#### Requirement:
Output the data verbatim, with nothing added or dropped.

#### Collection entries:
[Start of section]

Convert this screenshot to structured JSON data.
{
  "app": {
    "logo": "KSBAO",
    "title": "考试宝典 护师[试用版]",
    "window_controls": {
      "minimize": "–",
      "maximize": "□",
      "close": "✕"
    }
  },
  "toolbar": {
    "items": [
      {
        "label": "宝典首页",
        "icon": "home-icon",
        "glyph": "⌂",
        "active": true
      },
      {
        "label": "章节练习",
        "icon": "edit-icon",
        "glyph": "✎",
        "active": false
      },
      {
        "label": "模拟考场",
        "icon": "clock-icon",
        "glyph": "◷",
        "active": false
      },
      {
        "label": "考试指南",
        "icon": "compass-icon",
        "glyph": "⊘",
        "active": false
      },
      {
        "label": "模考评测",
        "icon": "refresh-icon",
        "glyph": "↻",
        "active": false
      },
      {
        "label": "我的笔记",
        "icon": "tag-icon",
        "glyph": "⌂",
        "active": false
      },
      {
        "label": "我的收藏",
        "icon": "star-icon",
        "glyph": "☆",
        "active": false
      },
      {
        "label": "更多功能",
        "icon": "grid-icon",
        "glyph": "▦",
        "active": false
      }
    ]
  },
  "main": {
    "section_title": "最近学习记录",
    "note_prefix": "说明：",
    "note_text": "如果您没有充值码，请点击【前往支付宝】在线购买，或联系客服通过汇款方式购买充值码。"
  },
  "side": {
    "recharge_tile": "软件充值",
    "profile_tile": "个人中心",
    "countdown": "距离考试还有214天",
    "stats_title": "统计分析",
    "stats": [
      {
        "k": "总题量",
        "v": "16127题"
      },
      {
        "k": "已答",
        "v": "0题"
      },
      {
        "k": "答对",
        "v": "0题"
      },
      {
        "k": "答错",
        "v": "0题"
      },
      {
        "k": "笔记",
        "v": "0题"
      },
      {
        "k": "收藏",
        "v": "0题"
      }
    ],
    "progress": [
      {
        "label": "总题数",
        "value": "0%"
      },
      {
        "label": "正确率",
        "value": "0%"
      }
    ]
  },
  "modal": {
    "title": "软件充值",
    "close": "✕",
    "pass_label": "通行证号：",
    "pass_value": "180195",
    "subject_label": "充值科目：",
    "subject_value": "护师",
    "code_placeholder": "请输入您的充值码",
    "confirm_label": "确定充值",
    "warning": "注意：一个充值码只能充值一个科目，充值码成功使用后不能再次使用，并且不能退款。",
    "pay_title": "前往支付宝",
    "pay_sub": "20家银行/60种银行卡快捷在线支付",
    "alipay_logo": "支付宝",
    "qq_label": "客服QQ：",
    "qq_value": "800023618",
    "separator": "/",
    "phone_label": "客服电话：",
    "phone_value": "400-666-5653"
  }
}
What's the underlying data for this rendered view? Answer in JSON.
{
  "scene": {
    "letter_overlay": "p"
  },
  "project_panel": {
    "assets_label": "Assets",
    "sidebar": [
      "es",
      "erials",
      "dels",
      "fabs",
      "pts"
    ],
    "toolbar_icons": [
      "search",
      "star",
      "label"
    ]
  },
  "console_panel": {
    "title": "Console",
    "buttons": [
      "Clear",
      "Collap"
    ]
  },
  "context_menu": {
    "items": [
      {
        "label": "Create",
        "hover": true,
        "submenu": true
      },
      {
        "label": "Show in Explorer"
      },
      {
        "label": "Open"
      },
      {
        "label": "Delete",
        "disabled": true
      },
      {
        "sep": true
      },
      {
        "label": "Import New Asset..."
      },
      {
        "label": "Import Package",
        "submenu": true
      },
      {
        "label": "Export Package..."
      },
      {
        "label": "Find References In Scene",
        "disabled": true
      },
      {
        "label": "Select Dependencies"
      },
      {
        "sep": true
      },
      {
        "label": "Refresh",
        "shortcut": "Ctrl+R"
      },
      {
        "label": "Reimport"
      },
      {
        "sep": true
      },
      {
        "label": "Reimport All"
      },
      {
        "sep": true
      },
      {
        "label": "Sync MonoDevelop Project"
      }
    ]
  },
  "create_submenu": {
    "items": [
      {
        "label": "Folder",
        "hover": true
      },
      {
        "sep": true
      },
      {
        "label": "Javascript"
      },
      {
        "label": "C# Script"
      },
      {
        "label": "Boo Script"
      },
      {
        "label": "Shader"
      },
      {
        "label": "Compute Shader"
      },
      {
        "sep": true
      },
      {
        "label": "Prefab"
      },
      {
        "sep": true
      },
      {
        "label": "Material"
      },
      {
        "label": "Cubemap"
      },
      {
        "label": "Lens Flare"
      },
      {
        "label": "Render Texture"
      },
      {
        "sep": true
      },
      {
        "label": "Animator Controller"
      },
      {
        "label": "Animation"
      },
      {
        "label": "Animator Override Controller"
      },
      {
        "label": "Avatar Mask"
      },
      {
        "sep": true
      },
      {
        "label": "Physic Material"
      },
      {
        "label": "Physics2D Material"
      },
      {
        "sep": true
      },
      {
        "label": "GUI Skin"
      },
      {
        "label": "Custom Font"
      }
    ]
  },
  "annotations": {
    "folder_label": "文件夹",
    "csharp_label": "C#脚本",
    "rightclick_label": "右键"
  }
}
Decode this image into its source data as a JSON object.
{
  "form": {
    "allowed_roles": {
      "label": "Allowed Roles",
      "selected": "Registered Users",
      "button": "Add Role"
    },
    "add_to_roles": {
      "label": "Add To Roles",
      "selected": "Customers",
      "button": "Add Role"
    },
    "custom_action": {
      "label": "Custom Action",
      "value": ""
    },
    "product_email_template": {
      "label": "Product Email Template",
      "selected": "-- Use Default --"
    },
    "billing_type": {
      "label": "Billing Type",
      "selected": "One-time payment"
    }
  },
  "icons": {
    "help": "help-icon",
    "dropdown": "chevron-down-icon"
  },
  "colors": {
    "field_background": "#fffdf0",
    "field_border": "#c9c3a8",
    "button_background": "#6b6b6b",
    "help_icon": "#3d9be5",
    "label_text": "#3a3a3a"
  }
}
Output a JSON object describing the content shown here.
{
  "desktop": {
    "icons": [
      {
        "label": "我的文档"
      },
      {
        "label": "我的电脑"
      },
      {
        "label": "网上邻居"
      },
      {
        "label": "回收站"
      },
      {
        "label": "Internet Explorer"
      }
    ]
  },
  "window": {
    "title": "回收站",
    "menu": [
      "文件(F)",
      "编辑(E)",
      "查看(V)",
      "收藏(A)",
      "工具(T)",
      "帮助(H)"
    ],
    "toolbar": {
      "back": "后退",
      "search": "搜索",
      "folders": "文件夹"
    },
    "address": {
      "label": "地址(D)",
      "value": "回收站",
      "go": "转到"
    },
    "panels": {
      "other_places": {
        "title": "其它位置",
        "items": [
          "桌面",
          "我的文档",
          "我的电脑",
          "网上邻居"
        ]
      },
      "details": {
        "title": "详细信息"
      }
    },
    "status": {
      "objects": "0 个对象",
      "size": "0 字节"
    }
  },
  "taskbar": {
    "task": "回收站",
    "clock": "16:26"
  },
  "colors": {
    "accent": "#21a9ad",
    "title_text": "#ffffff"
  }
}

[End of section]

#### Solution for this task:
Convert this screenshot to structured JSON data.
{
  "app": {
    "logo": "KSBAO",
    "title": "考试宝典 护师[试用版]",
    "window_controls": {
      "minimize": "–",
      "maximize": "□",
      "close": "✕"
    }
  },
  "toolbar": {
    "items": [
      {
        "label": "宝典首页",
        "icon": "home-icon",
        "glyph": "⌂",
        "active": true
      },
      {
        "label": "章节练习",
        "icon": "edit-icon",
        "glyph": "✎",
        "active": false
      },
      {
        "label": "模拟考场",
        "icon": "clock-icon",
        "glyph": "◷",
        "active": false
      },
      {
        "label": "考试指南",
        "icon": "compass-icon",
        "glyph": "⊘",
        "active": false
      },
      {
        "label": "模考评测",
        "icon": "refresh-icon",
        "glyph": "↻",
        "active": false
      },
      {
        "label": "我的笔记",
        "icon": "tag-icon",
        "glyph": "⌂",
        "active": false
      },
      {
        "label": "我的收藏",
        "icon": "star-icon",
        "glyph": "☆",
        "active": false
      },
      {
        "label": "更多功能",
        "icon": "grid-icon",
        "glyph": "▦",
        "active": false
      }
    ]
  },
  "main": {
    "section_title": "最近学习记录",
    "note_prefix": "说明：",
    "note_text": "如果您没有充值码，请点击【前往支付宝】在线购买，或联系客服通过汇款方式购买充值码。"
  },
  "side": {
    "recharge_tile": "软件充值",
    "profile_tile": "个人中心",
    "countdown": "距离考试还有214天",
    "stats_title": "统计分析",
    "stats": [
      {
        "k": "总题量",
        "v": "16127题"
      },
      {
        "k": "已答",
        "v": "0题"
      },
      {
        "k": "答对",
        "v": "0题"
      },
      {
        "k": "答错",
        "v": "0题"
      },
      {
        "k": "笔记",
        "v": "0题"
      },
      {
        "k": "收藏",
        "v": "0题"
      }
    ],
    "progress": [
      {
        "label": "总题数",
        "value": "0%"
      },
      {
        "label": "正确率",
        "value": "0%"
      }
    ]
  },
  "modal": {
    "title": "软件充值",
    "close": "✕",
    "pass_label": "通行证号：",
    "pass_value": "180195",
    "subject_label": "充值科目：",
    "subject_value": "护师",
    "code_placeholder": "请输入您的充值码",
    "confirm_label": "确定充值",
    "warning": "注意：一个充值码只能充值一个科目，充值码成功使用后不能再次使用，并且不能退款。",
    "pay_title": "前往支付宝",
    "pay_sub": "20家银行/60种银行卡快捷在线支付",
    "alipay_logo": "支付宝",
    "qq_label": "客服QQ：",
    "qq_value": "800023618",
    "separator": "/",
    "phone_label": "客服电话：",
    "phone_value": "400-666-5653"
  }
}
What's the underlying data for this rendered view? Answer in JSON.
{
  "scene": {
    "letter_overlay": "p"
  },
  "project_panel": {
    "assets_label": "Assets",
    "sidebar": [
      "es",
      "erials",
      "dels",
      "fabs",
      "pts"
    ],
    "toolbar_icons": [
      "search",
      "star",
      "label"
    ]
  },
  "console_panel": {
    "title": "Console",
    "buttons": [
      "Clear",
      "Collap"
    ]
  },
  "context_menu": {
    "items": [
      {
        "label": "Create",
        "hover": true,
        "submenu": true
      },
      {
        "label": "Show in Explorer"
      },
      {
        "label": "Open"
      },
      {
        "label": "Delete",
        "disabled": true
      },
      {
        "sep": true
      },
      {
        "label": "Import New Asset..."
      },
      {
        "label": "Import Package",
        "submenu": true
      },
      {
        "label": "Export Package..."
      },
      {
        "label": "Find References In Scene",
        "disabled": true
      },
      {
        "label": "Select Dependencies"
      },
      {
        "sep": true
      },
      {
        "label": "Refresh",
        "shortcut": "Ctrl+R"
      },
      {
        "label": "Reimport"
      },
      {
        "sep": true
      },
      {
        "label": "Reimport All"
      },
      {
        "sep": true
      },
      {
        "label": "Sync MonoDevelop Project"
      }
    ]
  },
  "create_submenu": {
    "items": [
      {
        "label": "Folder",
        "hover": true
      },
      {
        "sep": true
      },
      {
        "label": "Javascript"
      },
      {
        "label": "C# Script"
      },
      {
        "label": "Boo Script"
      },
      {
        "label": "Shader"
      },
      {
        "label": "Compute Shader"
      },
      {
        "sep": true
      },
      {
        "label": "Prefab"
      },
      {
        "sep": true
      },
      {
        "label": "Material"
      },
      {
        "label": "Cubemap"
      },
      {
        "label": "Lens Flare"
      },
      {
        "label": "Render Texture"
      },
      {
        "sep": true
      },
      {
        "label": "Animator Controller"
      },
      {
        "label": "Animation"
      },
      {
        "label": "Animator Override Controller"
      },
      {
        "label": "Avatar Mask"
      },
      {
        "sep": true
      },
      {
        "label": "Physic Material"
      },
      {
        "label": "Physics2D Material"
      },
      {
        "sep": true
      },
      {
        "label": "GUI Skin"
      },
      {
        "label": "Custom Font"
      }
    ]
  },
  "annotations": {
    "folder_label": "文件夹",
    "csharp_label": "C#脚本",
    "rightclick_label": "右键"
  }
}
Decode this image into its source data as a JSON object.
{
  "form": {
    "allowed_roles": {
      "label": "Allowed Roles",
      "selected": "Registered Users",
      "button": "Add Role"
    },
    "add_to_roles": {
      "label": "Add To Roles",
      "selected": "Customers",
      "button": "Add Role"
    },
    "custom_action": {
      "label": "Custom Action",
      "value": ""
    },
    "product_email_template": {
      "label": "Product Email Template",
      "selected": "-- Use Default --"
    },
    "billing_type": {
      "label": "Billing Type",
      "selected": "One-time payment"
    }
  },
  "icons": {
    "help": "help-icon",
    "dropdown": "chevron-down-icon"
  },
  "colors": {
    "field_background": "#fffdf0",
    "field_border": "#c9c3a8",
    "button_background": "#6b6b6b",
    "help_icon": "#3d9be5",
    "label_text": "#3a3a3a"
  }
}
Output a JSON object describing the content shown here.
{
  "desktop": {
    "icons": [
      {
        "label": "我的文档"
      },
      {
        "label": "我的电脑"
      },
      {
        "label": "网上邻居"
      },
      {
        "label": "回收站"
      },
      {
        "label": "Internet Explorer"
      }
    ]
  },
  "window": {
    "title": "回收站",
    "menu": [
      "文件(F)",
      "编辑(E)",
      "查看(V)",
      "收藏(A)",
      "工具(T)",
      "帮助(H)"
    ],
    "toolbar": {
      "back": "后退",
      "search": "搜索",
      "folders": "文件夹"
    },
    "address": {
      "label": "地址(D)",
      "value": "回收站",
      "go": "转到"
    },
    "panels": {
      "other_places": {
        "title": "其它位置",
        "items": [
          "桌面",
          "我的文档",
          "我的电脑",
          "网上邻居"
        ]
      },
      "details": {
        "title": "详细信息"
      }
    },
    "status": {
      "objects": "0 个对象",
      "size": "0 字节"
    }
  },
  "taskbar": {
    "task": "回收站",
    "clock": "16:26"
  },
  "colors": {
    "accent": "#21a9ad",
    "title_text": "#ffffff"
  }
}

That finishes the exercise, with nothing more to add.